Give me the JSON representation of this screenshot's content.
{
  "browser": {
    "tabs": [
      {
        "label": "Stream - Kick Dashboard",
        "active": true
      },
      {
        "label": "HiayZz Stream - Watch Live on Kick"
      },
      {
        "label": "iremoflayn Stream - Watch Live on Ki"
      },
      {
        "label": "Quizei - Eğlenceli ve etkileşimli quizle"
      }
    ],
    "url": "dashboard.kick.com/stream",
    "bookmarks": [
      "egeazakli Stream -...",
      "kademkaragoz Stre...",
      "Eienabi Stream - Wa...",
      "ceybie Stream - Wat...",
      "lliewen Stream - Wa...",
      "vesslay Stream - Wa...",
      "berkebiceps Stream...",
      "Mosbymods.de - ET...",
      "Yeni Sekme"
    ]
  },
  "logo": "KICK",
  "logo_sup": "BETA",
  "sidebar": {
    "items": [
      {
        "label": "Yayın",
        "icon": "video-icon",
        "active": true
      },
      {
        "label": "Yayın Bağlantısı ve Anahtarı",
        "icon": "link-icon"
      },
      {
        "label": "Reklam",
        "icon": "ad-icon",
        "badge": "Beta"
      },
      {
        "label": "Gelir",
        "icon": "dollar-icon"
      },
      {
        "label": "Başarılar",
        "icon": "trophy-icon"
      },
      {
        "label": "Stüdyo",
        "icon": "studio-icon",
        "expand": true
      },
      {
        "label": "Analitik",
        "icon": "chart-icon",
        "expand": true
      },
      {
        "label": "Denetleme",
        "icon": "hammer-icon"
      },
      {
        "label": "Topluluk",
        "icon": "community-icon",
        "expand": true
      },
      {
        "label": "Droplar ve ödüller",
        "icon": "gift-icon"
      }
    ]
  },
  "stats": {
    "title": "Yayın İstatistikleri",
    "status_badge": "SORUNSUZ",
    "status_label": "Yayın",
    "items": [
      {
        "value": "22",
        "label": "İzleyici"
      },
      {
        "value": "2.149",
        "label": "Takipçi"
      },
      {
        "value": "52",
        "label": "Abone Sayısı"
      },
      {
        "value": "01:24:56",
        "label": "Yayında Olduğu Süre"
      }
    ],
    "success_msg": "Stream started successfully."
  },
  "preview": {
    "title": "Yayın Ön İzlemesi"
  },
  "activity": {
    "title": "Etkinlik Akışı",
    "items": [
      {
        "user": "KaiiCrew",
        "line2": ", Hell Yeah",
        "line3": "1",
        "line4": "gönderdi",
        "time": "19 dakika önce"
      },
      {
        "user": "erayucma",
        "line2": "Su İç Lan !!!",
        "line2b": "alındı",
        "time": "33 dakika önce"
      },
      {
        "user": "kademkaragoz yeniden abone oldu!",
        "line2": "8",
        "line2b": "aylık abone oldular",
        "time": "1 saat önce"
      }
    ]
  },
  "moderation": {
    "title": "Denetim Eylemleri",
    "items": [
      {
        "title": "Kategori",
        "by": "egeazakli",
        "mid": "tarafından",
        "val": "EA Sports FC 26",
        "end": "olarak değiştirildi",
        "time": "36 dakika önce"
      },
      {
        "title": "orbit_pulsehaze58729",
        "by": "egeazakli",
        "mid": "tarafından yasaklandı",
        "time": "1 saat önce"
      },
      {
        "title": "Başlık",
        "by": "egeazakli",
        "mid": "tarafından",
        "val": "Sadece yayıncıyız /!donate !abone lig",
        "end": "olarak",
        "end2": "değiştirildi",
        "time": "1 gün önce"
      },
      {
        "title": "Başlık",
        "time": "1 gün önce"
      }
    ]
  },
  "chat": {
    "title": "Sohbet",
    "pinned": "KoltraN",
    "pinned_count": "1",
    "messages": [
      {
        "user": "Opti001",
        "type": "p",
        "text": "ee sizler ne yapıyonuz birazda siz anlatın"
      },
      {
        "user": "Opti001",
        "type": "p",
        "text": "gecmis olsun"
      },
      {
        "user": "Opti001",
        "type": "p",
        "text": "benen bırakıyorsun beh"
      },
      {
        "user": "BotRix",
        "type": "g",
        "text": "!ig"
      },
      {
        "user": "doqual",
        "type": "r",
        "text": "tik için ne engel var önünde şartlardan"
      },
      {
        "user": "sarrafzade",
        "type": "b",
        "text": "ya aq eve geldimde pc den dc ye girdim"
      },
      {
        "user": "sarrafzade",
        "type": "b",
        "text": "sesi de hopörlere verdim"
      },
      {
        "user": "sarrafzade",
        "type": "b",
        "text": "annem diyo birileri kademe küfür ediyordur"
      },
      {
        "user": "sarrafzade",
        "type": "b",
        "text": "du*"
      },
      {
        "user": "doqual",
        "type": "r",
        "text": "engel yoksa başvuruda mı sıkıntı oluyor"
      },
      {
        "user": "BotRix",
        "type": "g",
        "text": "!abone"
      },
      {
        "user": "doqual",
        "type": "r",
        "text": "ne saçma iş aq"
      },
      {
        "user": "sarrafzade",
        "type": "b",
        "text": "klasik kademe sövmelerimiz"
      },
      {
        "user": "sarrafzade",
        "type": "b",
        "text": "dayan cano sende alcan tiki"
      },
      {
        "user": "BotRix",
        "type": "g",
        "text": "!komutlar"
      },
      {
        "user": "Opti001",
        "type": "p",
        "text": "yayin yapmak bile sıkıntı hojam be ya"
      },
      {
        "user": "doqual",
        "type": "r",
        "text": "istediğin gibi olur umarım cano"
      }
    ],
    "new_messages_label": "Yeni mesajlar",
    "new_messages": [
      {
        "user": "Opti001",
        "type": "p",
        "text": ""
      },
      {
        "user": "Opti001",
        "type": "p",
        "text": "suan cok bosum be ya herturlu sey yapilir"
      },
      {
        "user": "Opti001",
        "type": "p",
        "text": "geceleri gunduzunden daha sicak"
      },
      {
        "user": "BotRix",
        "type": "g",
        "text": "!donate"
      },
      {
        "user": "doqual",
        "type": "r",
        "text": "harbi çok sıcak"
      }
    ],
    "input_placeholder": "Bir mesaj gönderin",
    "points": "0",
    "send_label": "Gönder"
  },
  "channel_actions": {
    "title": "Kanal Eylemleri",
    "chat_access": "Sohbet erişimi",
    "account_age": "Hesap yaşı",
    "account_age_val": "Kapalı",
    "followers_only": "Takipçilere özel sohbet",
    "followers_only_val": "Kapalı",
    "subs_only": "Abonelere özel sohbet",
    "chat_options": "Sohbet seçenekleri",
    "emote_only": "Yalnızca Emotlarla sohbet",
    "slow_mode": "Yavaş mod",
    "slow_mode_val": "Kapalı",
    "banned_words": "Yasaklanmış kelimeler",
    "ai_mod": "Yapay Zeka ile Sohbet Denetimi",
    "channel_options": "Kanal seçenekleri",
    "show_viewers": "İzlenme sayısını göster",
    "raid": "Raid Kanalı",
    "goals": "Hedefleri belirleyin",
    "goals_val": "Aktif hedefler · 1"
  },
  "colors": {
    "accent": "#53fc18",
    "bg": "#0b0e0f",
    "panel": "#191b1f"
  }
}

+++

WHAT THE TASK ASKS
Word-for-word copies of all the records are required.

WRITTEN REPLY
Give me the JSON representation of this screenshot's content.
{
  "browser": {
    "tabs": [
      {
        "label": "Stream - Kick Dashboard",
        "active": true
      },
      {
        "label": "HiayZz Stream - Watch Live on Kick"
      },
      {
        "label": "iremoflayn Stream - Watch Live on Ki"
      },
      {
        "label": "Quizei - Eğlenceli ve etkileşimli quizle"
      }
    ],
    "url": "dashboard.kick.com/stream",
    "bookmarks": [
      "egeazakli Stream -...",
      "kademkaragoz Stre...",
      "Eienabi Stream - Wa...",
      "ceybie Stream - Wat...",
      "lliewen Stream - Wa...",
      "vesslay Stream - Wa...",
      "berkebiceps Stream...",
      "Mosbymods.de - ET...",
      "Yeni Sekme"
    ]
  },
  "logo": "KICK",
  "logo_sup": "BETA",
  "sidebar": {
    "items": [
      {
        "label": "Yayın",
        "icon": "video-icon",
        "active": true
      },
      {
        "label": "Yayın Bağlantısı ve Anahtarı",
        "icon": "link-icon"
      },
      {
        "label": "Reklam",
        "icon": "ad-icon",
        "badge": "Beta"
      },
      {
        "label": "Gelir",
        "icon": "dollar-icon"
      },
      {
        "label": "Başarılar",
        "icon": "trophy-icon"
      },
      {
        "label": "Stüdyo",
        "icon": "studio-icon",
        "expand": true
      },
      {
        "label": "Analitik",
        "icon": "chart-icon",
        "expand": true
      },
      {
        "label": "Denetleme",
        "icon": "hammer-icon"
      },
      {
        "label": "Topluluk",
        "icon": "community-icon",
        "expand": true
      },
      {
        "label": "Droplar ve ödüller",
        "icon": "gift-icon"
      }
    ]
  },
  "stats": {
    "title": "Yayın İstatistikleri",
    "status_badge": "SORUNSUZ",
    "status_label": "Yayın",
    "items": [
      {
        "value": "22",
        "label": "İzleyici"
      },
      {
        "value": "2.149",
        "label": "Takipçi"
      },
      {
        "value": "52",
        "label": "Abone Sayısı"
      },
      {
        "value": "01:24:56",
        "label": "Yayında Olduğu Süre"
      }
    ],
    "success_msg": "Stream started successfully."
  },
  "preview": {
    "title": "Yayın Ön İzlemesi"
  },
  "activity": {
    "title": "Etkinlik Akışı",
    "items": [
      {
        "user": "KaiiCrew",
        "line2": ", Hell Yeah",
        "line3": "1",
        "line4": "gönderdi",
        "time": "19 dakika önce"
      },
      {
        "user": "erayucma",
        "line2": "Su İç Lan !!!",
        "line2b": "alındı",
        "time": "33 dakika önce"
      },
      {
        "user": "kademkaragoz yeniden abone oldu!",
        "line2": "8",
        "line2b": "aylık abone oldular",
        "time": "1 saat önce"
      }
    ]
  },
  "moderation": {
    "title": "Denetim Eylemleri",
    "items": [
      {
        "title": "Kategori",
        "by": "egeazakli",
        "mid": "tarafından",
        "val": "EA Sports FC 26",
        "end": "olarak değiştirildi",
        "time": "36 dakika önce"
      },
      {
        "title": "orbit_pulsehaze58729",
        "by": "egeazakli",
        "mid": "tarafından yasaklandı",
        "time": "1 saat önce"
      },
      {
        "title": "Başlık",
        "by": "egeazakli",
        "mid": "tarafından",
        "val": "Sadece yayıncıyız /!donate !abone lig",
        "end": "olarak",
        "end2": "değiştirildi",
        "time": "1 gün önce"
      },
      {
        "title": "Başlık",
        "time": "1 gün önce"
      }
    ]
  },
  "chat": {
    "title": "Sohbet",
    "pinned": "KoltraN",
    "pinned_count": "1",
    "messages": [
      {
        "user": "Opti001",
        "type": "p",
        "text": "ee sizler ne yapıyonuz birazda siz anlatın"
      },
      {
        "user": "Opti001",
        "type": "p",
        "text": "gecmis olsun"
      },
      {
        "user": "Opti001",
        "type": "p",
        "text": "benen bırakıyorsun beh"
      },
      {
        "user": "BotRix",
        "type": "g",
        "text": "!ig"
      },
      {
        "user": "doqual",
        "type": "r",
        "text": "tik için ne engel var önünde şartlardan"
      },
      {
        "user": "sarrafzade",
        "type": "b",
        "text": "ya aq eve geldimde pc den dc ye girdim"
      },
      {
        "user": "sarrafzade",
        "type": "b",
        "text": "sesi de hopörlere verdim"
      },
      {
        "user": "sarrafzade",
        "type": "b",
        "text": "annem diyo birileri kademe küfür ediyordur"
      },
      {
        "user": "sarrafzade",
        "type": "b",
        "text": "du*"
      },
      {
        "user": "doqual",
        "type": "r",
        "text": "engel yoksa başvuruda mı sıkıntı oluyor"
      },
      {
        "user": "BotRix",
        "type": "g",
        "text": "!abone"
      },
      {
        "user": "doqual",
        "type": "r",
        "text": "ne saçma iş aq"
      },
      {
        "user": "sarrafzade",
        "type": "b",
        "text": "klasik kademe sövmelerimiz"
      },
      {
        "user": "sarrafzade",
        "type": "b",
        "text": "dayan cano sende alcan tiki"
      },
      {
        "user": "BotRix",
        "type": "g",
        "text": "!komutlar"
      },
      {
        "user": "Opti001",
        "type": "p",
        "text": "yayin yapmak bile sıkıntı hojam be ya"
      },
      {
        "user": "doqual",
        "type": "r",
        "text": "istediğin gibi olur umarım cano"
      }
    ],
    "new_messages_label": "Yeni mesajlar",
    "new_messages": [
      {
        "user": "Opti001",
        "type": "p",
        "text": ""
      },
      {
        "user": "Opti001",
        "type": "p",
        "text": "suan cok bosum be ya herturlu sey yapilir"
      },
      {
        "user": "Opti001",
        "type": "p",
        "text": "geceleri gunduzunden daha sicak"
      },
      {
        "user": "BotRix",
        "type": "g",
        "text": "!donate"
      },
      {
        "user": "doqual",
        "type": "r",
        "text": "harbi çok sıcak"
      }
    ],
    "input_placeholder": "Bir mesaj gönderin",
    "points": "0",
    "send_label": "Gönder"
  },
  "channel_actions": {
    "title": "Kanal Eylemleri",
    "chat_access": "Sohbet erişimi",
    "account_age": "Hesap yaşı",
    "account_age_val": "Kapalı",
    "followers_only": "Takipçilere özel sohbet",
    "followers_only_val": "Kapalı",
    "subs_only": "Abonelere özel sohbet",
    "chat_options": "Sohbet seçenekleri",
    "emote_only": "Yalnızca Emotlarla sohbet",
    "slow_mode": "Yavaş mod",
    "slow_mode_val": "Kapalı",
    "banned_words": "Yasaklanmış kelimeler",
    "ai_mod": "Yapay Zeka ile Sohbet Denetimi",
    "channel_options": "Kanal seçenekleri",
    "show_viewers": "İzlenme sayısını göster",
    "raid": "Raid Kanalı",
    "goals": "Hedefleri belirleyin",
    "goals_val": "Aktif hedefler · 1"
  },
  "colors": {
    "accent": "#53fc18",
    "bg": "#0b0e0f",
    "panel": "#191b1f"
  }
}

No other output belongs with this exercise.